Adipose fins are appendages found on the dorsal midline between the dorsal and caudal fins in more than 6000 living species of teleost fishes. It has been consistently argued that adipose fins evolved once and have been lost repeatedly across teleosts owing to limited function. Here, we demonstrate that adipose fins originated repeatedly by using phylogenetic and anatomical evidence. This suggests that adipose fins are adaptive, although their function remains undetermined. To test for generalities in the evolution of form in de novo vertebrate fins, we studied the skeletal anatomy of adipose fins across 620 species belonging to 186 genera and 55 families. Adipose fins have repeatedly evolved endoskeletal plates, anterior dermal spines and fin rays. The repeated evolution of fin rays in adipose fins suggests that these fins can evolve new tissue types and increased structural complexity by expressing fin-associated developmental modules in these new territories. Patterns of skeletal elaboration differ between the various occurrences of adipose fins and challenge prevailing hypotheses for vertebrate fin origin. Adipose fins represent a powerful and, thus far, barely studied model for exploring the evolution of vertebrate limbs and the roles of adaptation and generative biases in morphological evolution.
- Received November 27, 2013.

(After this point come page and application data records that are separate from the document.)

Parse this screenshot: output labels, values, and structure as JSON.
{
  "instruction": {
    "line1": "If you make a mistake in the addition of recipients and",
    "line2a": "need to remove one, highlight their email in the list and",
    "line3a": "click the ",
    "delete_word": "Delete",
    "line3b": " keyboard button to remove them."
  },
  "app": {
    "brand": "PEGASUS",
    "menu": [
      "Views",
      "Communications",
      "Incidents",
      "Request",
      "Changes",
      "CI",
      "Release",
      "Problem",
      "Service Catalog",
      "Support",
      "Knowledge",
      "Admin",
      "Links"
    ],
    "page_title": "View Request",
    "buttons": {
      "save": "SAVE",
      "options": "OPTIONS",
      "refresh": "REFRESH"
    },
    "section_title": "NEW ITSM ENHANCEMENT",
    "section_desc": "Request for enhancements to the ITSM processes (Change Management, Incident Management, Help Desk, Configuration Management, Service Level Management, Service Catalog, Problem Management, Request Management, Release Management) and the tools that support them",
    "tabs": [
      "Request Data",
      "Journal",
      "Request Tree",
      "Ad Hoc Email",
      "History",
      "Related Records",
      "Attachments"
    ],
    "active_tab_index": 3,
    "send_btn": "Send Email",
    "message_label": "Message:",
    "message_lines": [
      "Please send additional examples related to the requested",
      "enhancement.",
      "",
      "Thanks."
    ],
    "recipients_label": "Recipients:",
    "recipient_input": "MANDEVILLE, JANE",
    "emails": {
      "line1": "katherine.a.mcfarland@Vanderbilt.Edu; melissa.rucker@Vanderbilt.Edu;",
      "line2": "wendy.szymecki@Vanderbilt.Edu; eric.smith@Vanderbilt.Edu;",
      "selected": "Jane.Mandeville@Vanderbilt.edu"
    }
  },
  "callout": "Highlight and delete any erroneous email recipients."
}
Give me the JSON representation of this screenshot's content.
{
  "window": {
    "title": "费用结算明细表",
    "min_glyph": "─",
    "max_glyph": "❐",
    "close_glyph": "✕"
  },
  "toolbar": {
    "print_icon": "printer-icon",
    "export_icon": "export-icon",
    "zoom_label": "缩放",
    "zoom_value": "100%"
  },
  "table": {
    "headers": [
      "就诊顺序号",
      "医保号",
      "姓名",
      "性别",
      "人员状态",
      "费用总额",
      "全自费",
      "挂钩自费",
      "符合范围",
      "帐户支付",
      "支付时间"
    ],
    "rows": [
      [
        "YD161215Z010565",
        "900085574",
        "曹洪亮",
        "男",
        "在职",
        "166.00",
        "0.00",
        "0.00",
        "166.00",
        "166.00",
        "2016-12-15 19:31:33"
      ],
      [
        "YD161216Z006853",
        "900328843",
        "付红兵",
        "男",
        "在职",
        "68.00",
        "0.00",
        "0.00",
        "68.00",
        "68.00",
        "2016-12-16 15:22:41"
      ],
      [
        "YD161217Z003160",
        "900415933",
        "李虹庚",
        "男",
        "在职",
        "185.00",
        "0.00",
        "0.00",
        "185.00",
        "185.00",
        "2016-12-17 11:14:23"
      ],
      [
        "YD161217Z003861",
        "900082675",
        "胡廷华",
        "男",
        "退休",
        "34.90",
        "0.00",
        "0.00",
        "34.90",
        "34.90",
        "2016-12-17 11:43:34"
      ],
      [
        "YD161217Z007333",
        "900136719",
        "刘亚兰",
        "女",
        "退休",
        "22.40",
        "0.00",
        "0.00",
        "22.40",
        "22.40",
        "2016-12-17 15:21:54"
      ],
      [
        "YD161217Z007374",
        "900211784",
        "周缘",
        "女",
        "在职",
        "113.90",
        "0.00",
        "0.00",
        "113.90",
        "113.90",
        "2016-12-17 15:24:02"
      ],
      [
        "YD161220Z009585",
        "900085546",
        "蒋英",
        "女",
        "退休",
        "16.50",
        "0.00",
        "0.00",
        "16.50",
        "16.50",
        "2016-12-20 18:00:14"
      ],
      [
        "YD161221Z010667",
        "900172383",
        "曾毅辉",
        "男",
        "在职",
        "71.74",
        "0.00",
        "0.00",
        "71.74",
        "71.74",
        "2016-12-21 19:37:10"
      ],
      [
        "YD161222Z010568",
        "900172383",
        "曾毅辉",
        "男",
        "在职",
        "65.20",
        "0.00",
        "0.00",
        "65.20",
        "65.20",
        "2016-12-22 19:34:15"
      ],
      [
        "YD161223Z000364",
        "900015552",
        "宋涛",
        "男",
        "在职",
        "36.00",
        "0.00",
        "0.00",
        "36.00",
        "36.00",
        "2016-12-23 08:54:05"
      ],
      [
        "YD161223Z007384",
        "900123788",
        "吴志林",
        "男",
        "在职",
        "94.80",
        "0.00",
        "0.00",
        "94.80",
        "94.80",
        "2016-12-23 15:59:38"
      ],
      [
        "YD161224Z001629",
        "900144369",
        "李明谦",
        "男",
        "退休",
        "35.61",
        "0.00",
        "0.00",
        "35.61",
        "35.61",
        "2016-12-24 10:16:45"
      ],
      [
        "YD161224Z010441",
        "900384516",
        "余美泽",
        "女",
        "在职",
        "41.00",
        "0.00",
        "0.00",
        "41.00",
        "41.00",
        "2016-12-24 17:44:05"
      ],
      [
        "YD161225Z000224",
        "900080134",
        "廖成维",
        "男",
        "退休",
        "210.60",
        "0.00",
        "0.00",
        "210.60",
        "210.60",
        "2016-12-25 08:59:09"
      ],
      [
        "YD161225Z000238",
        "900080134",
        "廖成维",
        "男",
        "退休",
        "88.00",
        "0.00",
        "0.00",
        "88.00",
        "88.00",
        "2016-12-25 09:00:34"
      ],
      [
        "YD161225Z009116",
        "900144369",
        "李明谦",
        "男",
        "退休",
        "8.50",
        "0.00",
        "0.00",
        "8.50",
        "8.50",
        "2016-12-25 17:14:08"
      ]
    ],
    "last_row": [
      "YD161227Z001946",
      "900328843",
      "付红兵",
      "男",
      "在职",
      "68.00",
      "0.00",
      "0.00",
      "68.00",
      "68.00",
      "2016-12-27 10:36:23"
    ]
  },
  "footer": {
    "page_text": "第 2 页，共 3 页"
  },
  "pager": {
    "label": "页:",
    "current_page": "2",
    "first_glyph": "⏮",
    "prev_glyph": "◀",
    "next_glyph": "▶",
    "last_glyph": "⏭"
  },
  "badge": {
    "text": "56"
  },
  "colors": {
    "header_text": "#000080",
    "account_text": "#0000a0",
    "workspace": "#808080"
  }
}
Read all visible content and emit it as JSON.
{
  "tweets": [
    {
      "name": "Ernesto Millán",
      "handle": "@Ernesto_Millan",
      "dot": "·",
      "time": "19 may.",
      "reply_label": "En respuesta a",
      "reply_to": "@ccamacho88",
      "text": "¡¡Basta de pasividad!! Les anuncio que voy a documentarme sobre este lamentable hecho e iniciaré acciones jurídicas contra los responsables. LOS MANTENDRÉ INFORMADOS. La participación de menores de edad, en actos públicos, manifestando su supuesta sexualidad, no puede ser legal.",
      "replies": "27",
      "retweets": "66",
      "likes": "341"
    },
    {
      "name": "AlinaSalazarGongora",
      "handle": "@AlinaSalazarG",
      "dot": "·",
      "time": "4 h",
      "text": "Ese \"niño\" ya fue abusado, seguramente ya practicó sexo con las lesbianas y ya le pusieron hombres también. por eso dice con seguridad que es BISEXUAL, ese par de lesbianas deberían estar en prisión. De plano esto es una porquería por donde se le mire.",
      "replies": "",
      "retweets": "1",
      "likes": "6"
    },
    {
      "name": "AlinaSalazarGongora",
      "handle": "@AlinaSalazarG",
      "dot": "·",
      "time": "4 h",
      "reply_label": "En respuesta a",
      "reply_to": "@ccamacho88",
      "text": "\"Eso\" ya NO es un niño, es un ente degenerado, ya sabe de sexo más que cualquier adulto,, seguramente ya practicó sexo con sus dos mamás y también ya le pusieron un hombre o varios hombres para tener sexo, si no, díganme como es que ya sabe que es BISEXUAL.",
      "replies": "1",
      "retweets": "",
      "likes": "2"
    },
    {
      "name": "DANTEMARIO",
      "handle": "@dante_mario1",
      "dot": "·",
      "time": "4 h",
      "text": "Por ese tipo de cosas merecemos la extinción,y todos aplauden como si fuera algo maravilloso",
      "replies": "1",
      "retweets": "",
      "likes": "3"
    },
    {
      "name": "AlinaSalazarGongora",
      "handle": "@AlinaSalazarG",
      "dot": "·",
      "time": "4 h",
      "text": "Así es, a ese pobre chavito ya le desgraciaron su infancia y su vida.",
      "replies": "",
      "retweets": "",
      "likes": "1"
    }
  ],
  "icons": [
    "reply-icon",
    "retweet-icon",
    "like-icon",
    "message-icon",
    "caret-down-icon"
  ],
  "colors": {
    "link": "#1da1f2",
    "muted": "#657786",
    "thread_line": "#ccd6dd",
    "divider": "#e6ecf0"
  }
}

- Accepted February 5, 2014.
- © 2014 The Author(s) Published by the Royal Society. All rights reserved.